Back in 2016, North Carolina passed and enacted a controversial “bathroom bill” which required people using restrooms in government buildings to utilize the facilities corresponding with the gender listed on their birth certificate. The bill created a backlash which included business boycotts that included one by the NCAA, which withdrew its competitions from the state.
In New York, Governor Cuomo issued an executive order imposing a ban on all non-essential state-sponsored travel to North Carolina.
North Carolina rescinded the law the following year and the NCAA resumed doing business with the state. New York’s ban, however, remains in effect.
“The legislation that gave rise to the executive order doesn’t exist anymore,” said New York State Senator Patrick Gallivan, who represents the 59th District. “I would suggest the executive order is not necessary, without arguing the merits of it, whether it should have been done or not.”
The student-athletes, representing SUNY Geneseo, Brockport and Cortland, may compete in the NCAA Division III Championships, which begin March 20. Under the state’s current travel ban, they would not be allowed to seek accommodations in North Carolina and would instead be forced to stay in hotels outside state lines.
That, Gallivan says, is unfair to the student-athletes, who would find themselves traveling more than an hour in each direction to get to and from venues in Greensboro. The forced additional travel, he argues, puts New York’s athletes in a position which could adversely affect their performance in the pool.
“It’s different than a team competition. The kids are back and forth,” Gallivan said. “They’ll have no place to rest, no place to relax. They’ll be incredibly inconvenienced. And they still have their academic obligations that they have to follow through. It could negatively impact that. It just puts them at a competitive disadvantage.”

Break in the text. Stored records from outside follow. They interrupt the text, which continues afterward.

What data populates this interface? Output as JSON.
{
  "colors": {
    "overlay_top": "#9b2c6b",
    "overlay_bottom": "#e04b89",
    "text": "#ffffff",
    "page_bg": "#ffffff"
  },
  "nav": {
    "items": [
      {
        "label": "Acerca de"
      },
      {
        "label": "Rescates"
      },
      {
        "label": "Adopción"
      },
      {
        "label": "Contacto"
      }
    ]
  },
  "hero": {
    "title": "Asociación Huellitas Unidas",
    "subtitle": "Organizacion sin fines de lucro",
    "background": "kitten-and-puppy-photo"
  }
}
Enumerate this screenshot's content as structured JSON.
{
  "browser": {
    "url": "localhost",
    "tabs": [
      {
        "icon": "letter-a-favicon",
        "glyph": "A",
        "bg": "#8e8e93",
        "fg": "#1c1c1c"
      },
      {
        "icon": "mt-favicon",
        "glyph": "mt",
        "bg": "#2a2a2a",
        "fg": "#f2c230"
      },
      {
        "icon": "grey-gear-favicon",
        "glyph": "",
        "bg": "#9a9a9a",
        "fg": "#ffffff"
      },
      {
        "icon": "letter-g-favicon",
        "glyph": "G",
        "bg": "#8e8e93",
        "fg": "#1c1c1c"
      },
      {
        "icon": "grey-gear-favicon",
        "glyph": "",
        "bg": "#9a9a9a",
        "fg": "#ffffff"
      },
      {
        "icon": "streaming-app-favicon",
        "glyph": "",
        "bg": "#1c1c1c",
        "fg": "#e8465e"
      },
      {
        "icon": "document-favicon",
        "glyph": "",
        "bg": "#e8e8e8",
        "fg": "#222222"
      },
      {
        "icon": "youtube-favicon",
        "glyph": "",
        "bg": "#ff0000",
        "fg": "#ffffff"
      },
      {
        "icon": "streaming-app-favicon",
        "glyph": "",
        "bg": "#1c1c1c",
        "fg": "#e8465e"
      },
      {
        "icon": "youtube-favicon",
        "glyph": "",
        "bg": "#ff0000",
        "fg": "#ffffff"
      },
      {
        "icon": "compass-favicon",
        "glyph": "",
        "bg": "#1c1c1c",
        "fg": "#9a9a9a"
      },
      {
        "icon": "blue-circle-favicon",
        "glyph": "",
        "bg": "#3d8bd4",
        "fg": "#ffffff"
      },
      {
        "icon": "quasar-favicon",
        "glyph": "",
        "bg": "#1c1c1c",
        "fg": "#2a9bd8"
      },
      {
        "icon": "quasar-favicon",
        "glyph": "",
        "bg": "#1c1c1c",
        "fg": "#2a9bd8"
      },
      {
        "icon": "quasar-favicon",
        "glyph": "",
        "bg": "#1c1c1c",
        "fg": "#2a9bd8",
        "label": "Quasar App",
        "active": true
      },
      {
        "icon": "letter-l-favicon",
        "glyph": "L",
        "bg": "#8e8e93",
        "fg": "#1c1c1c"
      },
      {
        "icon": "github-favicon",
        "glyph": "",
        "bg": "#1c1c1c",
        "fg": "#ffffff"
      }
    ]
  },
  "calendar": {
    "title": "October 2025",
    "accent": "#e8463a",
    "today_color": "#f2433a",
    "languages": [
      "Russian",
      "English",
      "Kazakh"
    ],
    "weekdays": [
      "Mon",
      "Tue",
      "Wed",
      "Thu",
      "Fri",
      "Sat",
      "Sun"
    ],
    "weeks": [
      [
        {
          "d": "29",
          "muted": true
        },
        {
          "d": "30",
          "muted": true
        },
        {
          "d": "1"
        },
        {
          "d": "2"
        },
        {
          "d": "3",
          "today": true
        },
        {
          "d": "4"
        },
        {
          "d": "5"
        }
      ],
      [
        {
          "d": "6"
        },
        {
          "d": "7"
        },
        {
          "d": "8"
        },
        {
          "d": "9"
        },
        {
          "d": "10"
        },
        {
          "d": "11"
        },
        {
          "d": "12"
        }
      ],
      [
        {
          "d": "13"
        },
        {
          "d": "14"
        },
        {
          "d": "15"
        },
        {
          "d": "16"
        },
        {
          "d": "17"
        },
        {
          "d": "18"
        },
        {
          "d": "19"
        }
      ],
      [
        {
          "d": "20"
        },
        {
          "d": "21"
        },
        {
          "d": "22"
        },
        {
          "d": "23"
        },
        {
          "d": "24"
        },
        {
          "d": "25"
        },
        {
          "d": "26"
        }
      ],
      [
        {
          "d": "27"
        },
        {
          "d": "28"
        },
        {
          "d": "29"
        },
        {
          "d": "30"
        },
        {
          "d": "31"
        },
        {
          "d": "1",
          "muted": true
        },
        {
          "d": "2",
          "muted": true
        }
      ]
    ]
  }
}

Affected are ten student-athletes from SUNY Geneseo, two from SUNY Brockport and one from SUNY Cortland. Whether Cuomo agrees to lift the ban remains to be seen. While North Carolina has repealed the 2016 law, but its state legislature has also blocked local governments from passing non-discrimination laws on bathroom access until the year 2020. That newer legislation is being challenged in court.